Dates: 2019-01-01  - 2020-01-01

Coverage: 0.1


Biogeochemical characterization of returned samples from a potential ocean worlds analog site using Raman and reflectance spectroscopy

ISFM/FLaRe - NASA (ISFM) - Awarded: 2019-01-01


Dates: 2019-01-01  - 2020-01-01

Coverage: 0.2


Exploring radiolytic production of chlorinated and sulfurized organic molecules on Mars and Europa

ISFM/FLaRe - NASA (ISFM) - Awarded: 2018-05-01


Dates: 2018-05-01  - 2020-05-31

Coverage: 0.25

Awards


NASA Astrobiology Institute Postdoctoral Fellowship 2009-2012
National Prominence Award, Old Dominion University, Norfolk, Virginia 2003-2004
NSF Research Experience for Undergraduates, Shannon Point Marine Center, WA 2002
Distinguished Student Fellowship Award, Richard Stockton College of New Jersey
 

Selected Public Outreach


Chair, Gordon Research Seminar on Geobiology

February 2013 - February 2013

The Future of Geobiology: Perspectives from Graduate and Postdoctoral Research

The focus of this meeting is to explore the diverse and dynamic field of geobiology . The discussions and presentations will address these main themes:

  • microbial structures in ancient and modern settings
  • taphonomy and micropaleontology
  • biomineralization and the co-evolution of minerals and microbes
  • life detection for applications to early life on Earth and other planets
  • integrating geobiobiology into interdisciplinary research and academic programs

Special Experience


Dr. Bower has many years of field experience in a wide variety of environments:

Recent (2016-present):

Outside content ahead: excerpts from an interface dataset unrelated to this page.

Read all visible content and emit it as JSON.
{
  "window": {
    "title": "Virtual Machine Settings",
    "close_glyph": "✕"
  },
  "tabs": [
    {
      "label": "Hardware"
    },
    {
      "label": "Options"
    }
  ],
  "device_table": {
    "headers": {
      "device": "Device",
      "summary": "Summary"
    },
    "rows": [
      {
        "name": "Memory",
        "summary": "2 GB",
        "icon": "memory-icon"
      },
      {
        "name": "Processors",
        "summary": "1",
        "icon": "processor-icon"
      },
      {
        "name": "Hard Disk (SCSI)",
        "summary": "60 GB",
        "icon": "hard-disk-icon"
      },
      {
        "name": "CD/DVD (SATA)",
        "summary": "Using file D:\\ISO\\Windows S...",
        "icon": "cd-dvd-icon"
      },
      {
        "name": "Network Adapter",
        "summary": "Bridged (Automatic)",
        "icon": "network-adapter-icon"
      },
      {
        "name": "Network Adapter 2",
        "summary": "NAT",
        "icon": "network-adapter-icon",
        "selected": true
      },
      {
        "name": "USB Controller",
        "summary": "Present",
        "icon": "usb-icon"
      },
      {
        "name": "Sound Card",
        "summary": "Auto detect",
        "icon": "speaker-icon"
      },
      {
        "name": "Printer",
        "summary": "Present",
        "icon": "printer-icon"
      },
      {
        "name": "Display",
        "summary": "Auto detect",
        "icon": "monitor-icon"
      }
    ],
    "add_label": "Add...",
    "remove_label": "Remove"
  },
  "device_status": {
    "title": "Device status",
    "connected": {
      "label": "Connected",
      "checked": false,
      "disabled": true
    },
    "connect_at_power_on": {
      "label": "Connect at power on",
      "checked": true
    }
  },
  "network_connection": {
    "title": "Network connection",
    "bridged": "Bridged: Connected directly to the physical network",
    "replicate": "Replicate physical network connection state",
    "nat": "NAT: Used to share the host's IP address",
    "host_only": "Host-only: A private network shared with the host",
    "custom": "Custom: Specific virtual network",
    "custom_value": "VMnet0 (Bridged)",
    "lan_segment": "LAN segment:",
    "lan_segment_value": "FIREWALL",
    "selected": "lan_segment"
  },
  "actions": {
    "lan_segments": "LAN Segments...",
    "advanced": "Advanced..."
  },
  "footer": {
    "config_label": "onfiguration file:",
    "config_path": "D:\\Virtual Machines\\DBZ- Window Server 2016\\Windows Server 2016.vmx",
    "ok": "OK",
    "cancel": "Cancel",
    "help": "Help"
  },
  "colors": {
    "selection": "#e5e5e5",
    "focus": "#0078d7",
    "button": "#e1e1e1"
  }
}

Lava tubes at Lava Beds National Monument, CA (2022): Team Biogeochemistry Lead): In situ Raman spectroscopy, LIBS, and XRF measurements and sample collection of mineral precipitates, rock rinds, host basalts, microbial mats, and percolating water within the lava tube.

Lava tubes on Mauna Loa, Hawaii (2019): (Team Geochem) In situ Raman measurements and sample collection of mineral precipitates, rock rinds, host basalts, microbial mats, and percolating water within the lava tube.

Yellowstone National Park (2019): In situ Raman measurements and sample collection of silicified microbial mats in snow-covered hot springs.

Vatnajokul Glacier, Iceland (2018): (Team Ice) In situ Raman measurements and sample collection of volcanic rocks, sediments, and ice.

Dinosaur Provincial Park, Alberta, Canada (2016): sample collection for Ar-Ar dating and scouting for future instrument testing

Fieldwork Pre-2015:

Pongola Supergroup, South Africa (2005) : mapping, sketching, videography, and sample collection of sandstones. 

Fisherman's Island, Virginia (2005-2007): transects of tidal flats, collection of microbial mat samples.

Biosignatures in Ancient Rocks Workshop, Ontario, Canada (2007): collection of Gunflint cherts and samples from rock successions related to the Sudbury impact event

Gros Morne National Park, Newfoundland, Canada (2009,2010): "clean" field methods to asses life in serpentinzed ophiolite sequence; CHEMin portable XRD field analysis of carbonates.

White Sands, New Mexico (2009): collection of microbial mats and sulfates in gypsum dunes; Delta Nu portable Raman (785 nm) field analysis of sulfates.

Saskatchewan, Canada (2009): sample collection of halophilic microbial mats.

Mono Lake, California (2010): videographer for rover drill prototype